* WORK INSTRUCTIONS *
Search the records for the string "content" and report how many lines contain it, with nothing else.

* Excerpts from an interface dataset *
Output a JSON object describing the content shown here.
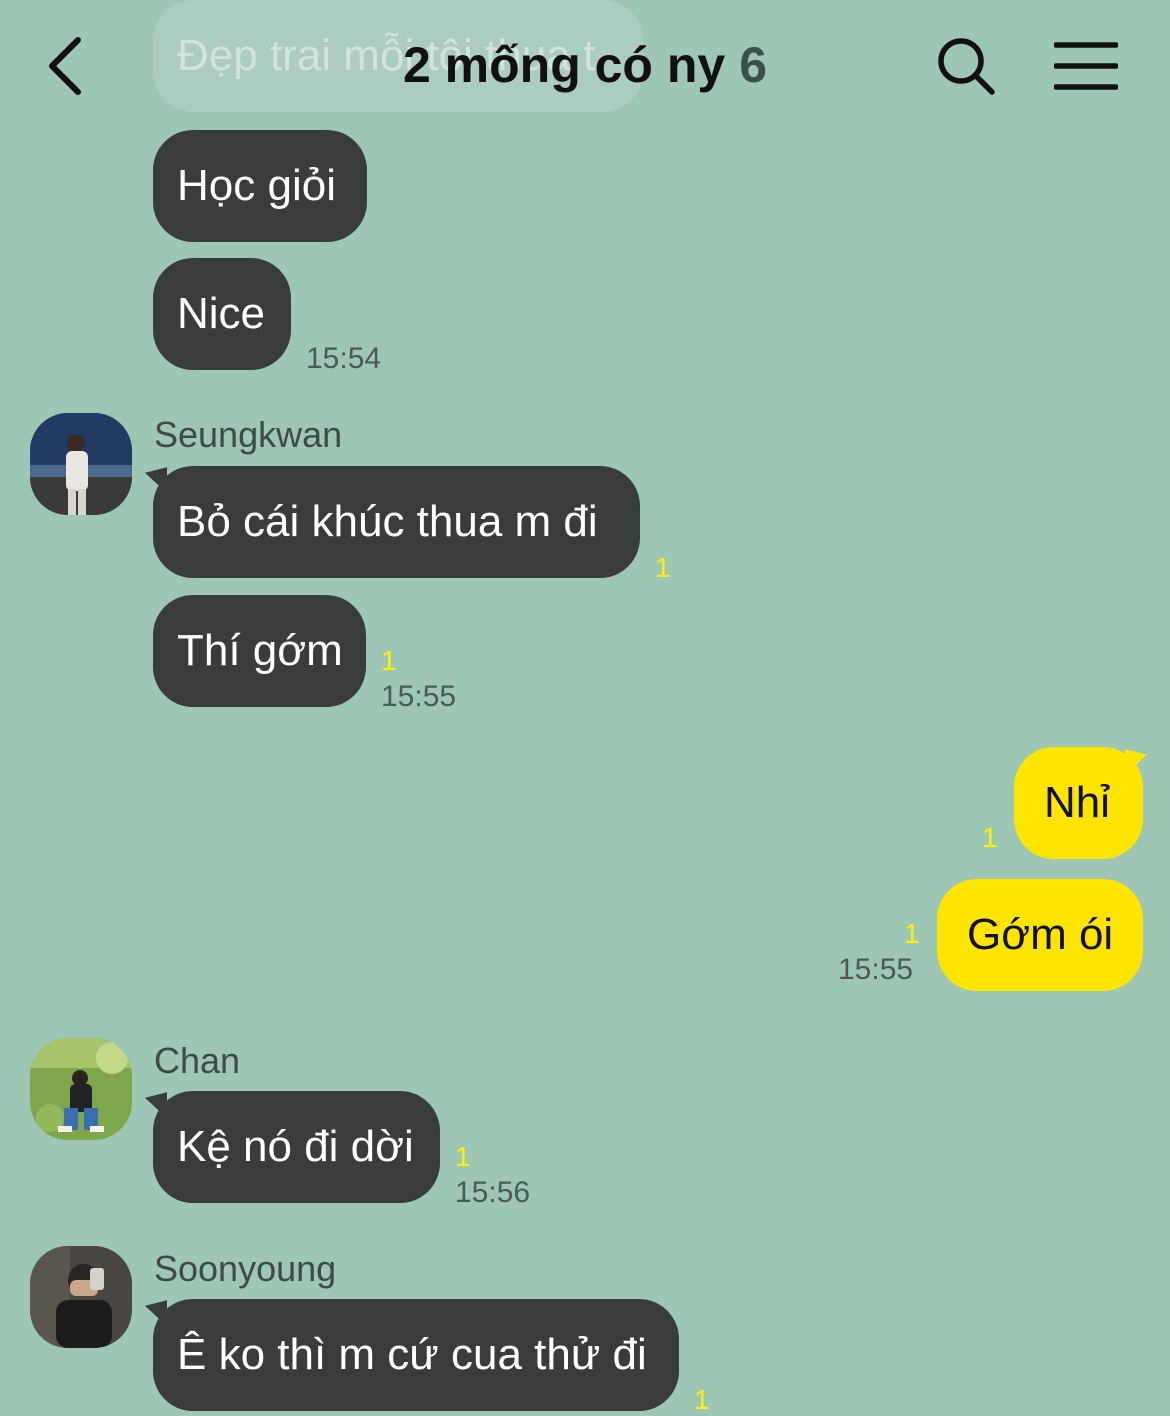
{
  "header": {
    "title": "2 mống có ny",
    "member_count": "6"
  },
  "messages": {
    "m0": {
      "text": "Đẹp trai mỗi tội thua t"
    },
    "m1": {
      "text": "Học giỏi"
    },
    "m2": {
      "text": "Nice",
      "time": "15:54"
    },
    "seungkwan": {
      "sender": "Seungkwan",
      "m3": {
        "text": "Bỏ cái khúc thua m đi",
        "unread": "1"
      },
      "m4": {
        "text": "Thí gớm",
        "unread": "1",
        "time": "15:55"
      }
    },
    "mine": {
      "m5": {
        "text": "Nhỉ",
        "unread": "1"
      },
      "m6": {
        "text": "Gớm ói",
        "unread": "1",
        "time": "15:55"
      }
    },
    "chan": {
      "sender": "Chan",
      "m7": {
        "text": "Kệ nó đi dời",
        "unread": "1",
        "time": "15:56"
      }
    },
    "soonyoung": {
      "sender": "Soonyoung",
      "m8": {
        "text": "Ê ko thì m cứ cua thử đi",
        "unread": "1"
      }
    }
  },
  "colors": {
    "background": "#9dc6b5",
    "bubble_dark": "#3a3b3d",
    "bubble_mine": "#fee500",
    "unread": "#fff200"
  },
  "icons": {
    "back": "chevron-left-icon",
    "search": "search-icon",
    "menu": "hamburger-menu-icon"
  }
}
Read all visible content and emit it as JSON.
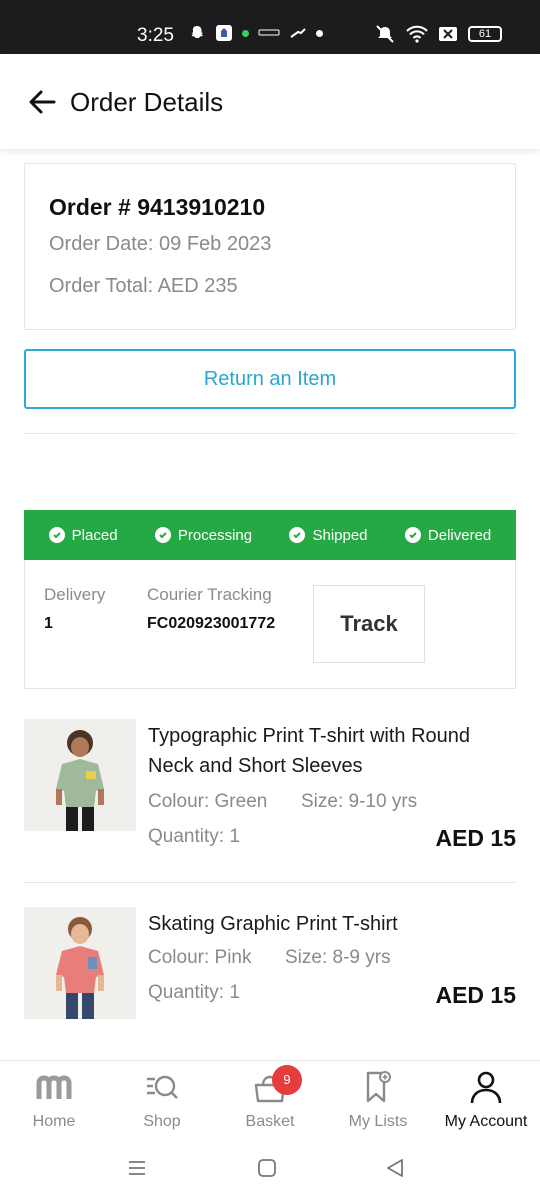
{
  "status_bar": {
    "time": "3:25",
    "battery": "61"
  },
  "header": {
    "title": "Order Details",
    "back_icon": "arrow-left-icon"
  },
  "order": {
    "number": "Order # 9413910210",
    "date": "Order Date: 09 Feb 2023",
    "total": "Order Total: AED 235"
  },
  "return_button": "Return an Item",
  "progress": {
    "color": "#25a944",
    "steps": [
      {
        "label": "Placed"
      },
      {
        "label": "Processing"
      },
      {
        "label": "Shipped"
      },
      {
        "label": "Delivered"
      }
    ]
  },
  "tracking": {
    "delivery_label": "Delivery",
    "delivery_value": "1",
    "courier_label": "Courier Tracking",
    "courier_value": "FC020923001772",
    "track_button": "Track"
  },
  "products": [
    {
      "name": "Typographic Print T-shirt with Round Neck and Short Sleeves",
      "colour": "Colour: Green",
      "size": "Size: 9-10 yrs",
      "quantity": "Quantity: 1",
      "price": "AED 15",
      "shirt_color": "#9fb99a"
    },
    {
      "name": "Skating Graphic Print T-shirt",
      "colour": "Colour: Pink",
      "size": "Size: 8-9 yrs",
      "quantity": "Quantity: 1",
      "price": "AED 15",
      "shirt_color": "#e77e7a"
    }
  ],
  "bottom_nav": {
    "items": [
      {
        "label": "Home",
        "icon": "home-m-logo-icon"
      },
      {
        "label": "Shop",
        "icon": "shop-search-icon"
      },
      {
        "label": "Basket",
        "icon": "basket-icon",
        "badge": "9"
      },
      {
        "label": "My Lists",
        "icon": "bookmark-icon"
      },
      {
        "label": "My Account",
        "icon": "user-icon",
        "active": true
      }
    ]
  },
  "accent_color": "#29a9d4"
}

* RESPONSE *
2